*Exercise input*:
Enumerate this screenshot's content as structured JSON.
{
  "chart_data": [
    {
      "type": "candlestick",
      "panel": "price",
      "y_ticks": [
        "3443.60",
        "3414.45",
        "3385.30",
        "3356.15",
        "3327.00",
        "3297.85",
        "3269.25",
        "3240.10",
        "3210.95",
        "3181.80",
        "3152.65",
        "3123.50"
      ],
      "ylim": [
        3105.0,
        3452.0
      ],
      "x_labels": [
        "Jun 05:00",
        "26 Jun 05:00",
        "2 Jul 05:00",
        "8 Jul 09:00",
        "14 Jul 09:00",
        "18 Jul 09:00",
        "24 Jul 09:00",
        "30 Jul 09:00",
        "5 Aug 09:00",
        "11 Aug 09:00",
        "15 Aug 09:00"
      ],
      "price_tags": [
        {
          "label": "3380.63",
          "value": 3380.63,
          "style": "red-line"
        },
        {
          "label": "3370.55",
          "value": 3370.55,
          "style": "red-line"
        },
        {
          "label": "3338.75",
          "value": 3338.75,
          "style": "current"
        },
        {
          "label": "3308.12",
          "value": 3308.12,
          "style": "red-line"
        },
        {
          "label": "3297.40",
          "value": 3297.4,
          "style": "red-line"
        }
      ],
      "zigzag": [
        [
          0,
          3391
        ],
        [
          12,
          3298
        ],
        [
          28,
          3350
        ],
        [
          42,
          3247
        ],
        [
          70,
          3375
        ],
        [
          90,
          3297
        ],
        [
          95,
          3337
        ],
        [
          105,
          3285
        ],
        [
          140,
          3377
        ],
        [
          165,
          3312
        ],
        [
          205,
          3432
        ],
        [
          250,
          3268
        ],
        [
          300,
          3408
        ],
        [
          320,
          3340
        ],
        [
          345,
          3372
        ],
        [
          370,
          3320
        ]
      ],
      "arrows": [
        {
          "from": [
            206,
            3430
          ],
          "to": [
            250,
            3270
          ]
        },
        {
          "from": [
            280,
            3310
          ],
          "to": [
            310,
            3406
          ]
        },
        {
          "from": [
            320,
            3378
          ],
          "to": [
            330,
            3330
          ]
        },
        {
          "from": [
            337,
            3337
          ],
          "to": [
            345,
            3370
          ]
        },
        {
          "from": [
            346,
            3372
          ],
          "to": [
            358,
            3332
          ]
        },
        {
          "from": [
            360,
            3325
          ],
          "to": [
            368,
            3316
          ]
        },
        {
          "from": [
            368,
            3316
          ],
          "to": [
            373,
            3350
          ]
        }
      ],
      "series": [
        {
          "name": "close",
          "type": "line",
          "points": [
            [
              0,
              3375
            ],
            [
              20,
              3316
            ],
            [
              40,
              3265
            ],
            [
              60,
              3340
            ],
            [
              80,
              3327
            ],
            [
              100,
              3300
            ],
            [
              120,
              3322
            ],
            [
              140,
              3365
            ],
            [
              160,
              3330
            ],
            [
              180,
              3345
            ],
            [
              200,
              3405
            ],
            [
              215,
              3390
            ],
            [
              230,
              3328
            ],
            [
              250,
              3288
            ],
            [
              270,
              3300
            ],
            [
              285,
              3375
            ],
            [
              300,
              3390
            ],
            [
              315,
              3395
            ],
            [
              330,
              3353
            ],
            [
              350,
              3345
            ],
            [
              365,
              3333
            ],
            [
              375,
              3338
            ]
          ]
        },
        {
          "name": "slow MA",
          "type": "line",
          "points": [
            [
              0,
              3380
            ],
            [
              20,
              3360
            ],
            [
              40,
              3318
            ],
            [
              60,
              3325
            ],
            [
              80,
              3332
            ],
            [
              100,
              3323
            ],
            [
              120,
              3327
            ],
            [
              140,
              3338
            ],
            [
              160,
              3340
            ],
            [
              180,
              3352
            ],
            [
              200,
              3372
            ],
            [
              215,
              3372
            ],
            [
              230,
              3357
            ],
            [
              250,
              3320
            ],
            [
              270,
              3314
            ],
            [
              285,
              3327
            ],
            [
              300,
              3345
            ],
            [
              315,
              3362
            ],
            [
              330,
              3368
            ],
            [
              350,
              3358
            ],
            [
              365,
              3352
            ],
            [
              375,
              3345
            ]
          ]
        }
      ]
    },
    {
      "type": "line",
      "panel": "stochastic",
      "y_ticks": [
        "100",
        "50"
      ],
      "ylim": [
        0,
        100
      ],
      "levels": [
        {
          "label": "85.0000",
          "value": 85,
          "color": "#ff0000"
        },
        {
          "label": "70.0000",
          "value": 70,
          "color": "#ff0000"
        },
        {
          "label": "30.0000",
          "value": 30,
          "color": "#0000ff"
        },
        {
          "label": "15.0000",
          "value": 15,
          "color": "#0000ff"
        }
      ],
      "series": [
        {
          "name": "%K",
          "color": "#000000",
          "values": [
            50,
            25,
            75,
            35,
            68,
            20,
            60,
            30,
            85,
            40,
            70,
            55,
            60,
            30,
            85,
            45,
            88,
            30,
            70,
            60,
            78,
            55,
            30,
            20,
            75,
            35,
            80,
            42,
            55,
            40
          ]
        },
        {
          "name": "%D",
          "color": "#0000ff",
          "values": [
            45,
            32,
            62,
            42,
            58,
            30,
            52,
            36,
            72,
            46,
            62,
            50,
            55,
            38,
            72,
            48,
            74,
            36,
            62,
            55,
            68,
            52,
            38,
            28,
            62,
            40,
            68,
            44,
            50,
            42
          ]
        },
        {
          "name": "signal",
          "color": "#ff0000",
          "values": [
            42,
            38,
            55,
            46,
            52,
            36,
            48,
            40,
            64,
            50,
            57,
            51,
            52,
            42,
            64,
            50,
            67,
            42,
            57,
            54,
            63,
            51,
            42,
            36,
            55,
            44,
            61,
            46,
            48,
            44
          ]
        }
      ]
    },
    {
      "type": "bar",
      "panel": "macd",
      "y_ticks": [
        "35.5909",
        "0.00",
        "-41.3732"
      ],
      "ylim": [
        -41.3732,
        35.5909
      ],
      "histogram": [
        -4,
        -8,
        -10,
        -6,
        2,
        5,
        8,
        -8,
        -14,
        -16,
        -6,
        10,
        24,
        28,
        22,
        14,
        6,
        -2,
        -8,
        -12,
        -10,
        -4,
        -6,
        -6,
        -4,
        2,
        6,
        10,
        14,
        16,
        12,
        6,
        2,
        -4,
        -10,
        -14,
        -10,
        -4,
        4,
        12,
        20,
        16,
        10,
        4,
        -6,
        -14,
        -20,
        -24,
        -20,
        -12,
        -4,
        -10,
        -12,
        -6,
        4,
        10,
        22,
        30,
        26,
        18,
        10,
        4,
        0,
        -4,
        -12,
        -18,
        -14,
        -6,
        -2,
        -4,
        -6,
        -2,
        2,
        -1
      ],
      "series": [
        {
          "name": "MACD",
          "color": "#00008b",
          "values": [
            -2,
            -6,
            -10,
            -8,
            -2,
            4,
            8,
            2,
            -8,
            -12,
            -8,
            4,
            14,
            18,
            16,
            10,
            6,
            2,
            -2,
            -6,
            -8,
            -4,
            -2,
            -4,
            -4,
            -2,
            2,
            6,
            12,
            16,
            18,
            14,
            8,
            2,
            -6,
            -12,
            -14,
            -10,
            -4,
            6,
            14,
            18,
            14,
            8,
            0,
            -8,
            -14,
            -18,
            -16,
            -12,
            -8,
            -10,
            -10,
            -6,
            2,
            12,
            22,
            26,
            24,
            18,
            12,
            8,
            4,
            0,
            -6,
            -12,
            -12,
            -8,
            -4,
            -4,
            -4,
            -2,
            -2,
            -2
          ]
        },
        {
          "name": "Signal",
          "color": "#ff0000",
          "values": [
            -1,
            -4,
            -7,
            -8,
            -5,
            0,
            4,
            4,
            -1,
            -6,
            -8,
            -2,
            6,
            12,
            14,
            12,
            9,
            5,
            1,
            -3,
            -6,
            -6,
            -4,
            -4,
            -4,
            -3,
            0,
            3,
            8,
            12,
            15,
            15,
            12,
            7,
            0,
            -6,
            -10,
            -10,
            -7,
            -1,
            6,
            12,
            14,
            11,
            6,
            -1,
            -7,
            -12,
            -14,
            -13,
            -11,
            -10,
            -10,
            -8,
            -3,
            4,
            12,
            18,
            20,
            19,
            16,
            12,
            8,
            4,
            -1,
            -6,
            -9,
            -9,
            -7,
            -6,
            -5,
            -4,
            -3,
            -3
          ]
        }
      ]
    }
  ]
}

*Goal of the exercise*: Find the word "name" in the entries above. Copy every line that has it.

*Response to this exercise*:
          "name": "close",
          "name": "slow MA",
          "name": "%K",
          "name": "%D",
          "name": "signal",
          "name": "MACD",
          "name": "Signal",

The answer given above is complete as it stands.